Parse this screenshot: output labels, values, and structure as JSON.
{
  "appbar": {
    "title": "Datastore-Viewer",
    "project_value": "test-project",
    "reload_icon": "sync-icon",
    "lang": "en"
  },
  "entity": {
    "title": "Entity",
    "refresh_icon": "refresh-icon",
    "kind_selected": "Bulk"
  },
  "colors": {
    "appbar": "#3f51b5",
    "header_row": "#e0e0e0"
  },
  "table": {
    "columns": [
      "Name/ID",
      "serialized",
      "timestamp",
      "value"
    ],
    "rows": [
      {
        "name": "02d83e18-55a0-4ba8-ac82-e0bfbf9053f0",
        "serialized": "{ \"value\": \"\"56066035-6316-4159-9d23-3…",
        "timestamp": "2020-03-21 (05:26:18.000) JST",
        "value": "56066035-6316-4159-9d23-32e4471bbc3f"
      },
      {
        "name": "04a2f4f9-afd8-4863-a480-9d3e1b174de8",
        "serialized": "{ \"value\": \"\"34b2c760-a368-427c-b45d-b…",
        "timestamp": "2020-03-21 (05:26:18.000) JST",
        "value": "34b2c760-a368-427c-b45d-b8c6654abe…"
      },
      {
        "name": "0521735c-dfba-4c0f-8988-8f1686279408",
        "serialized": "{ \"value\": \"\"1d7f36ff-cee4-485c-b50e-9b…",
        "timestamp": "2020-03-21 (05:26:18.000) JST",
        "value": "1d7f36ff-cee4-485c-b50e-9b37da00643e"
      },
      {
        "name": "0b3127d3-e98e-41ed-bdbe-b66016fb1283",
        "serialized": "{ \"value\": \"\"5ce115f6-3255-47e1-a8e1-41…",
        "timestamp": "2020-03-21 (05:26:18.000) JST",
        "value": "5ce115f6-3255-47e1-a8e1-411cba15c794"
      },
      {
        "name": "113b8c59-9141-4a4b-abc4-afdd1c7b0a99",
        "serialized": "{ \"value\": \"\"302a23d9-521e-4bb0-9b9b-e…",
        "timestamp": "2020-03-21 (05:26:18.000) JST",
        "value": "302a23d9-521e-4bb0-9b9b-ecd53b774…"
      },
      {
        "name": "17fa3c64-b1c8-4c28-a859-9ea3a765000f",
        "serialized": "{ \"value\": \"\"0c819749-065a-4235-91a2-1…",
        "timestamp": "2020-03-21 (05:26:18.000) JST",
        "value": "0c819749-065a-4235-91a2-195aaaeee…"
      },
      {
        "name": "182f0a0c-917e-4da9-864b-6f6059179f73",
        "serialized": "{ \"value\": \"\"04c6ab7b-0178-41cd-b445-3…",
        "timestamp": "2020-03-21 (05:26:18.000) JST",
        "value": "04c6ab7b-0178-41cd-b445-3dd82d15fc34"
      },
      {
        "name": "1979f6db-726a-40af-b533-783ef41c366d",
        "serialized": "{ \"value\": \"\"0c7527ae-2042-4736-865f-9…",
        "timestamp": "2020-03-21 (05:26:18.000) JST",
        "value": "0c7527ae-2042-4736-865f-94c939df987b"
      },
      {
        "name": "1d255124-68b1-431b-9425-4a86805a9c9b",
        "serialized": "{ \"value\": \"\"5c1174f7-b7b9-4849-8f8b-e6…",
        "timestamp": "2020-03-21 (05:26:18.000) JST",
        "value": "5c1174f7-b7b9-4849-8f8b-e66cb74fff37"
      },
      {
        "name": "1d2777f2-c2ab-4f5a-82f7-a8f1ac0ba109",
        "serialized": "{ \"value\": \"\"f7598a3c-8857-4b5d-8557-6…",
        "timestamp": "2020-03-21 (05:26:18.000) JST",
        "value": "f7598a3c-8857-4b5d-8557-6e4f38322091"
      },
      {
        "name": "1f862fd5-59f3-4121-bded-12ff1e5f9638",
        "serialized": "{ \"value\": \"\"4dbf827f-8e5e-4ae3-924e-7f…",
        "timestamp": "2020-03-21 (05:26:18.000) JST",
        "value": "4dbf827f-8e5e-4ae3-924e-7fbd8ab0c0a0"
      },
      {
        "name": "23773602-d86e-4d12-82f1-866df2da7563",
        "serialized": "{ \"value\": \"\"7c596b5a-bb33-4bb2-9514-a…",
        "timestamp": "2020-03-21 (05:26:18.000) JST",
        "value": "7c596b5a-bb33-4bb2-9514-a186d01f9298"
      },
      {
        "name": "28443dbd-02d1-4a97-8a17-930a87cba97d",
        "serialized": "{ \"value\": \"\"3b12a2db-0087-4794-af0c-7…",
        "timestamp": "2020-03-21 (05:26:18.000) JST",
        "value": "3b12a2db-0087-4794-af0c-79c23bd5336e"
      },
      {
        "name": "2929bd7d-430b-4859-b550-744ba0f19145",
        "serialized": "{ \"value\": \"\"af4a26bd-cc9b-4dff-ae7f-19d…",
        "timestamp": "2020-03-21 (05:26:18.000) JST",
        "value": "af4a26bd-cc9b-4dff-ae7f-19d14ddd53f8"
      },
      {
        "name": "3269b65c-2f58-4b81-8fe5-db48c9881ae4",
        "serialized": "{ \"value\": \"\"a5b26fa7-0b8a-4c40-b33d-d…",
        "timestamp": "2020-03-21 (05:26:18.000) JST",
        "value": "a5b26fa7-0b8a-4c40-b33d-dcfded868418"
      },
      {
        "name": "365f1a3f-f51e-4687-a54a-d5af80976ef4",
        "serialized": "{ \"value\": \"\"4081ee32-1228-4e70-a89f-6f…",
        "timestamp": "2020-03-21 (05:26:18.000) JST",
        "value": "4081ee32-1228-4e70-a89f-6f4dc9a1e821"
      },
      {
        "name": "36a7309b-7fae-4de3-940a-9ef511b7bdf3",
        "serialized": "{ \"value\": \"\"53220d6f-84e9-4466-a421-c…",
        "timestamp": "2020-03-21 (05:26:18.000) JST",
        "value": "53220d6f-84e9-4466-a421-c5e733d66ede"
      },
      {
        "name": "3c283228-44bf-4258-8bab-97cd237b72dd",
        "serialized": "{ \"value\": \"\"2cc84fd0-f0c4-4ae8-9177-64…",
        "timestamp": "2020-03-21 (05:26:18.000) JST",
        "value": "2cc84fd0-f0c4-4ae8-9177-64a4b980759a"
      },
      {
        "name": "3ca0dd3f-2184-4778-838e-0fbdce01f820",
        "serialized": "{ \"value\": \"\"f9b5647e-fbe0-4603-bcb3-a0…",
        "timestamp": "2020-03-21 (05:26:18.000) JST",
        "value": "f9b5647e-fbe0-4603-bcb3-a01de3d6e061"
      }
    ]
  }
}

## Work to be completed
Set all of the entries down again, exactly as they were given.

## Solution to the problem
Parse this screenshot: output labels, values, and structure as JSON.
{
  "appbar": {
    "title": "Datastore-Viewer",
    "project_value": "test-project",
    "reload_icon": "sync-icon",
    "lang": "en"
  },
  "entity": {
    "title": "Entity",
    "refresh_icon": "refresh-icon",
    "kind_selected": "Bulk"
  },
  "colors": {
    "appbar": "#3f51b5",
    "header_row": "#e0e0e0"
  },
  "table": {
    "columns": [
      "Name/ID",
      "serialized",
      "timestamp",
      "value"
    ],
    "rows": [
      {
        "name": "02d83e18-55a0-4ba8-ac82-e0bfbf9053f0",
        "serialized": "{ \"value\": \"\"56066035-6316-4159-9d23-3…",
        "timestamp": "2020-03-21 (05:26:18.000) JST",
        "value": "56066035-6316-4159-9d23-32e4471bbc3f"
      },
      {
        "name": "04a2f4f9-afd8-4863-a480-9d3e1b174de8",
        "serialized": "{ \"value\": \"\"34b2c760-a368-427c-b45d-b…",
        "timestamp": "2020-03-21 (05:26:18.000) JST",
        "value": "34b2c760-a368-427c-b45d-b8c6654abe…"
      },
      {
        "name": "0521735c-dfba-4c0f-8988-8f1686279408",
        "serialized": "{ \"value\": \"\"1d7f36ff-cee4-485c-b50e-9b…",
        "timestamp": "2020-03-21 (05:26:18.000) JST",
        "value": "1d7f36ff-cee4-485c-b50e-9b37da00643e"
      },
      {
        "name": "0b3127d3-e98e-41ed-bdbe-b66016fb1283",
        "serialized": "{ \"value\": \"\"5ce115f6-3255-47e1-a8e1-41…",
        "timestamp": "2020-03-21 (05:26:18.000) JST",
        "value": "5ce115f6-3255-47e1-a8e1-411cba15c794"
      },
      {
        "name": "113b8c59-9141-4a4b-abc4-afdd1c7b0a99",
        "serialized": "{ \"value\": \"\"302a23d9-521e-4bb0-9b9b-e…",
        "timestamp": "2020-03-21 (05:26:18.000) JST",
        "value": "302a23d9-521e-4bb0-9b9b-ecd53b774…"
      },
      {
        "name": "17fa3c64-b1c8-4c28-a859-9ea3a765000f",
        "serialized": "{ \"value\": \"\"0c819749-065a-4235-91a2-1…",
        "timestamp": "2020-03-21 (05:26:18.000) JST",
        "value": "0c819749-065a-4235-91a2-195aaaeee…"
      },
      {
        "name": "182f0a0c-917e-4da9-864b-6f6059179f73",
        "serialized": "{ \"value\": \"\"04c6ab7b-0178-41cd-b445-3…",
        "timestamp": "2020-03-21 (05:26:18.000) JST",
        "value": "04c6ab7b-0178-41cd-b445-3dd82d15fc34"
      },
      {
        "name": "1979f6db-726a-40af-b533-783ef41c366d",
        "serialized": "{ \"value\": \"\"0c7527ae-2042-4736-865f-9…",
        "timestamp": "2020-03-21 (05:26:18.000) JST",
        "value": "0c7527ae-2042-4736-865f-94c939df987b"
      },
      {
        "name": "1d255124-68b1-431b-9425-4a86805a9c9b",
        "serialized": "{ \"value\": \"\"5c1174f7-b7b9-4849-8f8b-e6…",
        "timestamp": "2020-03-21 (05:26:18.000) JST",
        "value": "5c1174f7-b7b9-4849-8f8b-e66cb74fff37"
      },
      {
        "name": "1d2777f2-c2ab-4f5a-82f7-a8f1ac0ba109",
        "serialized": "{ \"value\": \"\"f7598a3c-8857-4b5d-8557-6…",
        "timestamp": "2020-03-21 (05:26:18.000) JST",
        "value": "f7598a3c-8857-4b5d-8557-6e4f38322091"
      },
      {
        "name": "1f862fd5-59f3-4121-bded-12ff1e5f9638",
        "serialized": "{ \"value\": \"\"4dbf827f-8e5e-4ae3-924e-7f…",
        "timestamp": "2020-03-21 (05:26:18.000) JST",
        "value": "4dbf827f-8e5e-4ae3-924e-7fbd8ab0c0a0"
      },
      {
        "name": "23773602-d86e-4d12-82f1-866df2da7563",
        "serialized": "{ \"value\": \"\"7c596b5a-bb33-4bb2-9514-a…",
        "timestamp": "2020-03-21 (05:26:18.000) JST",
        "value": "7c596b5a-bb33-4bb2-9514-a186d01f9298"
      },
      {
        "name": "28443dbd-02d1-4a97-8a17-930a87cba97d",
        "serialized": "{ \"value\": \"\"3b12a2db-0087-4794-af0c-7…",
        "timestamp": "2020-03-21 (05:26:18.000) JST",
        "value": "3b12a2db-0087-4794-af0c-79c23bd5336e"
      },
      {
        "name": "2929bd7d-430b-4859-b550-744ba0f19145",
        "serialized": "{ \"value\": \"\"af4a26bd-cc9b-4dff-ae7f-19d…",
        "timestamp": "2020-03-21 (05:26:18.000) JST",
        "value": "af4a26bd-cc9b-4dff-ae7f-19d14ddd53f8"
      },
      {
        "name": "3269b65c-2f58-4b81-8fe5-db48c9881ae4",
        "serialized": "{ \"value\": \"\"a5b26fa7-0b8a-4c40-b33d-d…",
        "timestamp": "2020-03-21 (05:26:18.000) JST",
        "value": "a5b26fa7-0b8a-4c40-b33d-dcfded868418"
      },
      {
        "name": "365f1a3f-f51e-4687-a54a-d5af80976ef4",
        "serialized": "{ \"value\": \"\"4081ee32-1228-4e70-a89f-6f…",
        "timestamp": "2020-03-21 (05:26:18.000) JST",
        "value": "4081ee32-1228-4e70-a89f-6f4dc9a1e821"
      },
      {
        "name": "36a7309b-7fae-4de3-940a-9ef511b7bdf3",
        "serialized": "{ \"value\": \"\"53220d6f-84e9-4466-a421-c…",
        "timestamp": "2020-03-21 (05:26:18.000) JST",
        "value": "53220d6f-84e9-4466-a421-c5e733d66ede"
      },
      {
        "name": "3c283228-44bf-4258-8bab-97cd237b72dd",
        "serialized": "{ \"value\": \"\"2cc84fd0-f0c4-4ae8-9177-64…",
        "timestamp": "2020-03-21 (05:26:18.000) JST",
        "value": "2cc84fd0-f0c4-4ae8-9177-64a4b980759a"
      },
      {
        "name": "3ca0dd3f-2184-4778-838e-0fbdce01f820",
        "serialized": "{ \"value\": \"\"f9b5647e-fbe0-4603-bcb3-a0…",
        "timestamp": "2020-03-21 (05:26:18.000) JST",
        "value": "f9b5647e-fbe0-4603-bcb3-a01de3d6e061"
      }
    ]
  }
}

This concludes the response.